Could you output each record below exactly as it stands and leave the pictures out?

START PROVIDED DATA

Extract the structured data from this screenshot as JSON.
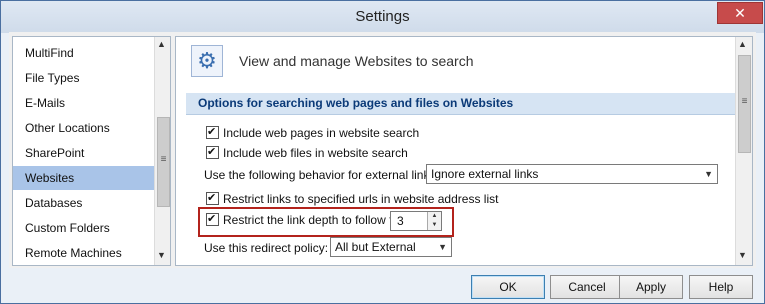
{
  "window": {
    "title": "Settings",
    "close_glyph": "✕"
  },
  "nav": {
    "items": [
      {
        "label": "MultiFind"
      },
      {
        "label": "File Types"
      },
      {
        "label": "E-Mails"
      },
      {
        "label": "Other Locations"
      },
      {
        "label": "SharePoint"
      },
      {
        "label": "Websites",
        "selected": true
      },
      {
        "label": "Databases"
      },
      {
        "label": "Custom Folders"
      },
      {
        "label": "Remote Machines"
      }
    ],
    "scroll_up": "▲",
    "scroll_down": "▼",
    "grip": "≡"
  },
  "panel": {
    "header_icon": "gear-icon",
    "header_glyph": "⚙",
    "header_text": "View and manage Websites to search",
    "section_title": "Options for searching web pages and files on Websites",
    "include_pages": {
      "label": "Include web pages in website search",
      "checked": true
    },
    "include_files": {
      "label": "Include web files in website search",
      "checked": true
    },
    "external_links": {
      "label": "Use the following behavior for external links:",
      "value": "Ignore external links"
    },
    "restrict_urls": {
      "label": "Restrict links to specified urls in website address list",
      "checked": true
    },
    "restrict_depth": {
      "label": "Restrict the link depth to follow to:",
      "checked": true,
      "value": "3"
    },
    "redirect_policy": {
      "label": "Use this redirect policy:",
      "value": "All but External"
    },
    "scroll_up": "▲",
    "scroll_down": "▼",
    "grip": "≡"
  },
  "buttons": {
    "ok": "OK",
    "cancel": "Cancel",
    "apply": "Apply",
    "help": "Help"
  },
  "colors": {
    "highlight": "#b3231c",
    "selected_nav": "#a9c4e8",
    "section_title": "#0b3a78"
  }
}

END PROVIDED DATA

● **WRITTEN RESPONSE**
Extract the structured data from this screenshot as JSON.
{
  "window": {
    "title": "Settings",
    "close_glyph": "✕"
  },
  "nav": {
    "items": [
      {
        "label": "MultiFind"
      },
      {
        "label": "File Types"
      },
      {
        "label": "E-Mails"
      },
      {
        "label": "Other Locations"
      },
      {
        "label": "SharePoint"
      },
      {
        "label": "Websites",
        "selected": true
      },
      {
        "label": "Databases"
      },
      {
        "label": "Custom Folders"
      },
      {
        "label": "Remote Machines"
      }
    ],
    "scroll_up": "▲",
    "scroll_down": "▼",
    "grip": "≡"
  },
  "panel": {
    "header_icon": "gear-icon",
    "header_glyph": "⚙",
    "header_text": "View and manage Websites to search",
    "section_title": "Options for searching web pages and files on Websites",
    "include_pages": {
      "label": "Include web pages in website search",
      "checked": true
    },
    "include_files": {
      "label": "Include web files in website search",
      "checked": true
    },
    "external_links": {
      "label": "Use the following behavior for external links:",
      "value": "Ignore external links"
    },
    "restrict_urls": {
      "label": "Restrict links to specified urls in website address list",
      "checked": true
    },
    "restrict_depth": {
      "label": "Restrict the link depth to follow to:",
      "checked": true,
      "value": "3"
    },
    "redirect_policy": {
      "label": "Use this redirect policy:",
      "value": "All but External"
    },
    "scroll_up": "▲",
    "scroll_down": "▼",
    "grip": "≡"
  },
  "buttons": {
    "ok": "OK",
    "cancel": "Cancel",
    "apply": "Apply",
    "help": "Help"
  },
  "colors": {
    "highlight": "#b3231c",
    "selected_nav": "#a9c4e8",
    "section_title": "#0b3a78"
  }
}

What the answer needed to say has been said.